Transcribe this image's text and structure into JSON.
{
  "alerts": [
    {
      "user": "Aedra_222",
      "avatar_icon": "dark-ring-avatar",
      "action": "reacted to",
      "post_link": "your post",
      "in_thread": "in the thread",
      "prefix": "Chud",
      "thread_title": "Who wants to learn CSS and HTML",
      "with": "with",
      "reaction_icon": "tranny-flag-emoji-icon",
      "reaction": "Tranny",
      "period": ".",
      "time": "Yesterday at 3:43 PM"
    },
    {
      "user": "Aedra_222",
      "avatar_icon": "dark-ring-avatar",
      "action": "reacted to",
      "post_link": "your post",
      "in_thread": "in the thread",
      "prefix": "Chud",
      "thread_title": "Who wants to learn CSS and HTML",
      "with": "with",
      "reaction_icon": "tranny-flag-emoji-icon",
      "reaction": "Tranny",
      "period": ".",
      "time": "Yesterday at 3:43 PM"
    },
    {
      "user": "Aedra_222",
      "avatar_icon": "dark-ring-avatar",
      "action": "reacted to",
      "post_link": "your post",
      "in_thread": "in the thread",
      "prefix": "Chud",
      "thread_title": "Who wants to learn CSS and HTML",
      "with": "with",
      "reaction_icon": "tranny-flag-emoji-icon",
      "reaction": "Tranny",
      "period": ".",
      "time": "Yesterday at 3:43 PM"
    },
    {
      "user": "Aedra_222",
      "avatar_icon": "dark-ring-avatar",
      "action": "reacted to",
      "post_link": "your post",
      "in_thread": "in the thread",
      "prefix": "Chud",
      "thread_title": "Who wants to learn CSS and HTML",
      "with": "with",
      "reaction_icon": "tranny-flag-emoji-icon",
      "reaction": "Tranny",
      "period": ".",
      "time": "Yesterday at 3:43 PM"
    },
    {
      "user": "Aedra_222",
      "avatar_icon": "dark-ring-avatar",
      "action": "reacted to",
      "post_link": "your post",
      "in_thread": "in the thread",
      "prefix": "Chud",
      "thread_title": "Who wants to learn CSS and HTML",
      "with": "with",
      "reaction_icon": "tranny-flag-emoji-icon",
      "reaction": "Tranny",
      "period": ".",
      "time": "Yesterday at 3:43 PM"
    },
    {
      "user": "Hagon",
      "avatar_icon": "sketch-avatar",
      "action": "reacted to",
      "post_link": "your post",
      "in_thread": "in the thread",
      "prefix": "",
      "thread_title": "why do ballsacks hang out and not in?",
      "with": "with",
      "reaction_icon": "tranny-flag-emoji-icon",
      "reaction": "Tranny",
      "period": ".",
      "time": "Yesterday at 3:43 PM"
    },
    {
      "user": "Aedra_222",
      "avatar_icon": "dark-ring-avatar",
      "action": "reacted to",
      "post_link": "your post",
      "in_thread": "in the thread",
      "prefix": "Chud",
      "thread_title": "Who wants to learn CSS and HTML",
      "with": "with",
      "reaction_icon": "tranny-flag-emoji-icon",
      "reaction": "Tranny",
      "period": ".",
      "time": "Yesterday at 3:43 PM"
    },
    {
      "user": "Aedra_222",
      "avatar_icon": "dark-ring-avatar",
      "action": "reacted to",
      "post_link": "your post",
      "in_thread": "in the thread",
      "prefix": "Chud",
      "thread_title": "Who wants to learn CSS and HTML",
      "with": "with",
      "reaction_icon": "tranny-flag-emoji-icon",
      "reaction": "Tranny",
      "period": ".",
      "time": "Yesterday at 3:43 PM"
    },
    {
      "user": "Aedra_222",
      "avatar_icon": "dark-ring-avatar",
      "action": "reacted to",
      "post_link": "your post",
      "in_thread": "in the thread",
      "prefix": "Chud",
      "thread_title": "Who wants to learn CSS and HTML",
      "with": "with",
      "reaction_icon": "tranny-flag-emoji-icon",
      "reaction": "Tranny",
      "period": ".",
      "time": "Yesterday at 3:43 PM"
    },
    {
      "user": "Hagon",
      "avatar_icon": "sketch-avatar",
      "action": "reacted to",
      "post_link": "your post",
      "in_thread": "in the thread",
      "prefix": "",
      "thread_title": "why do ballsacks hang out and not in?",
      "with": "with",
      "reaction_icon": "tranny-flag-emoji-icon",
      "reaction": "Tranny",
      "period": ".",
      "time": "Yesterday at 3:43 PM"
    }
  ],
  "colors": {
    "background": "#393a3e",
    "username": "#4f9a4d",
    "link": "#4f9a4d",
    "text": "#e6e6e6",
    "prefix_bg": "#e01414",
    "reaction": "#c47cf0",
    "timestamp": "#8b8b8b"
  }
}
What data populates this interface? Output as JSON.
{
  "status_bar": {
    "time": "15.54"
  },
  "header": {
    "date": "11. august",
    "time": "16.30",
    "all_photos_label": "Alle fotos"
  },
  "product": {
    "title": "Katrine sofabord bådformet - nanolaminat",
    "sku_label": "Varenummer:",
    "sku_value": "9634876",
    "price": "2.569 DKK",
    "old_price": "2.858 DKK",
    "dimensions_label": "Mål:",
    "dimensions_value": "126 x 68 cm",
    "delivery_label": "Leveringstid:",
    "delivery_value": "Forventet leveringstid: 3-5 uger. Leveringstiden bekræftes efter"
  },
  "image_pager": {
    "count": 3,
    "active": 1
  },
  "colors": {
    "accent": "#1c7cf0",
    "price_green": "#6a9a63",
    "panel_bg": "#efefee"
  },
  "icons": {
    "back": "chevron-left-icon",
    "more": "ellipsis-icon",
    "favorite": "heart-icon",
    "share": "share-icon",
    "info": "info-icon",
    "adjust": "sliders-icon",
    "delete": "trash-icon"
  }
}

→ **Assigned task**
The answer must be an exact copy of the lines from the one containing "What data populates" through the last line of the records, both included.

→ **Problem solution**
What data populates this interface? Output as JSON.
{
  "status_bar": {
    "time": "15.54"
  },
  "header": {
    "date": "11. august",
    "time": "16.30",
    "all_photos_label": "Alle fotos"
  },
  "product": {
    "title": "Katrine sofabord bådformet - nanolaminat",
    "sku_label": "Varenummer:",
    "sku_value": "9634876",
    "price": "2.569 DKK",
    "old_price": "2.858 DKK",
    "dimensions_label": "Mål:",
    "dimensions_value": "126 x 68 cm",
    "delivery_label": "Leveringstid:",
    "delivery_value": "Forventet leveringstid: 3-5 uger. Leveringstiden bekræftes efter"
  },
  "image_pager": {
    "count": 3,
    "active": 1
  },
  "colors": {
    "accent": "#1c7cf0",
    "price_green": "#6a9a63",
    "panel_bg": "#efefee"
  },
  "icons": {
    "back": "chevron-left-icon",
    "more": "ellipsis-icon",
    "favorite": "heart-icon",
    "share": "share-icon",
    "info": "info-icon",
    "adjust": "sliders-icon",
    "delete": "trash-icon"
  }
}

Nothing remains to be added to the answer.